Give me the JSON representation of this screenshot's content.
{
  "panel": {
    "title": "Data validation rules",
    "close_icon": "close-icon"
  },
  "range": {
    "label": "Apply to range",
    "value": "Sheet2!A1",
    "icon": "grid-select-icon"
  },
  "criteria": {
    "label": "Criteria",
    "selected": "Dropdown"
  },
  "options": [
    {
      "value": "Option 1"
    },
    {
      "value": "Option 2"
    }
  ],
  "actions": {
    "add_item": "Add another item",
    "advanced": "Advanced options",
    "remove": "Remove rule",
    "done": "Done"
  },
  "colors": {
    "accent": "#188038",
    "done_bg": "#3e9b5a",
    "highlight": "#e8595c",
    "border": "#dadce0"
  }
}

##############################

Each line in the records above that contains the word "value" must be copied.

* ANSWER AREA:
    "value": "Sheet2!A1",
      "value": "Option 1"
      "value": "Option 2"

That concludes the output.